As the saying goes, “Comparison is the thief of joy,” yet our stare-and-compare culture still extends from beauty pageants at one end to body shaming at the other.
If taken in on a cellular level, what all those messages can do to us is really nothing compared to what we then do to ourselves, and perhaps one another.
In a support group here once, a woman had reached her limit and was venting frustration, not just with what her batterer said and demanded of her, but with what our whole abusive culture echoed in every aisle of the grocery store, movie theater — everywhere.
At one point, she blurted the question we should all be asking ourselves: “I mean, who is my body for, anyway?”
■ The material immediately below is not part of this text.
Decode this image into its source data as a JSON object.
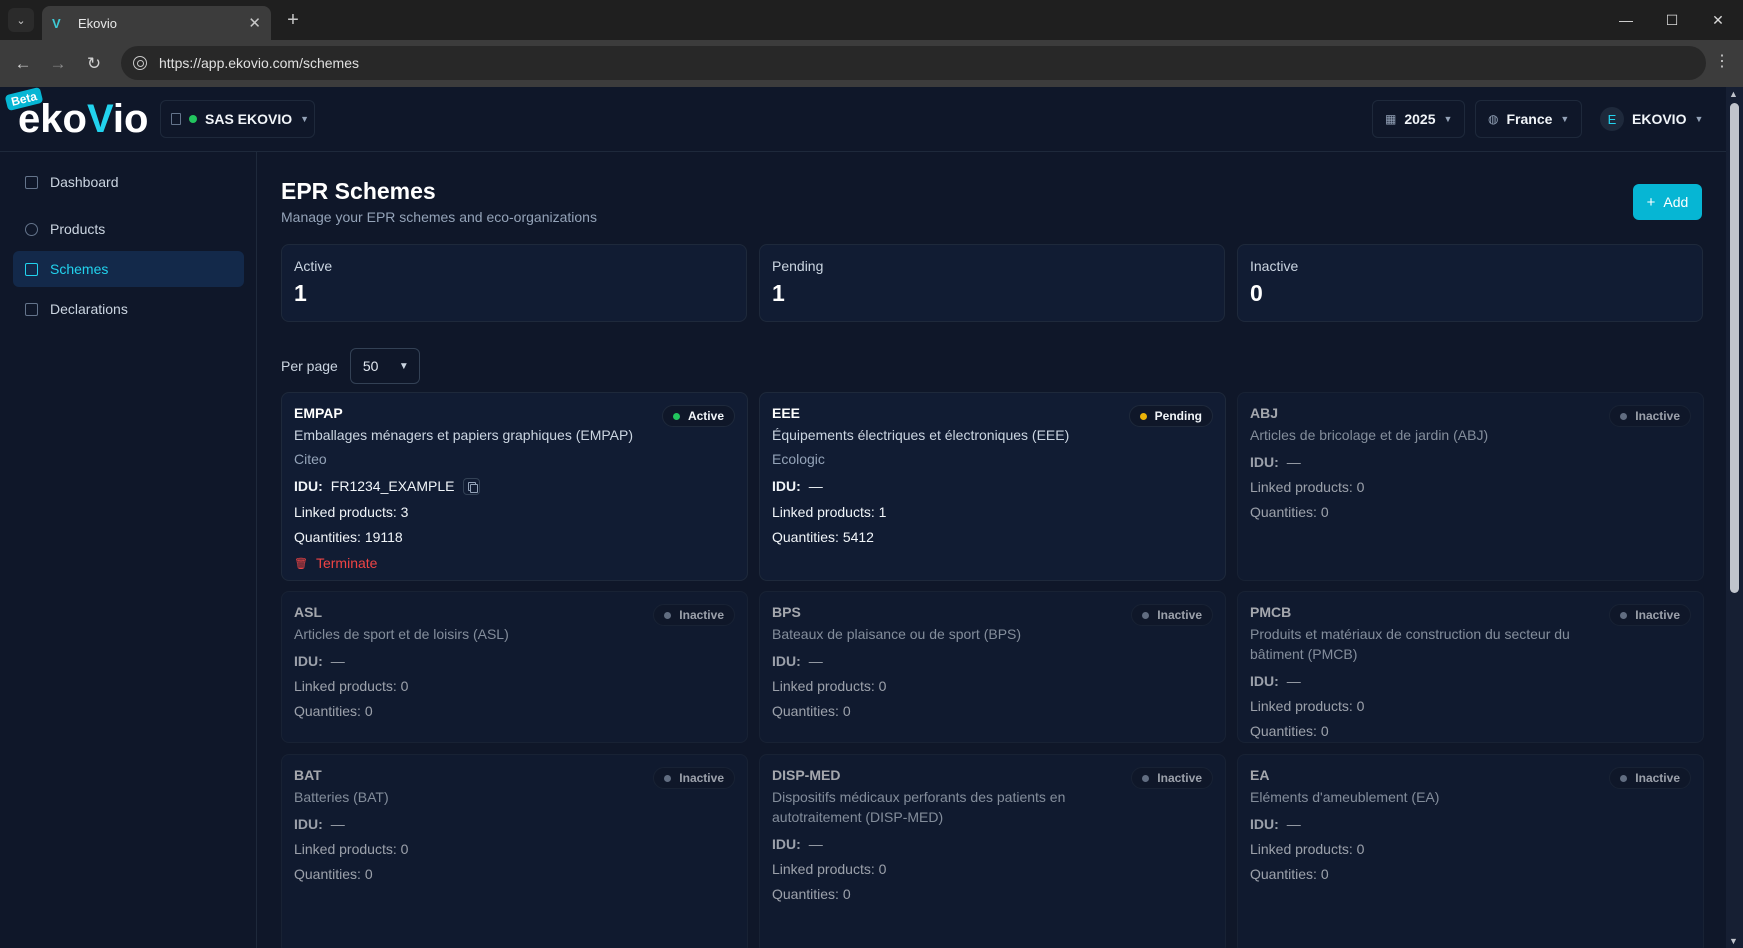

Our bodies, ourselves — yes, and our bodies, our lifelong friends. It’s only through them that we access adventures, express our talents and our joys, and take in our naturally beautiful world.
So this Valentine’s Day, and on every day, let’s give ourselves something decadent — like liberation.
Let’s pop the artificial bubble and say, “Enough!” Because we are enough, one and all.
Here’s to a radical Fashion Week of the future: no catwalks, no pedestals, just a parade of regular peeps.
Oh — and maybe everyone’s wearing a designer crown.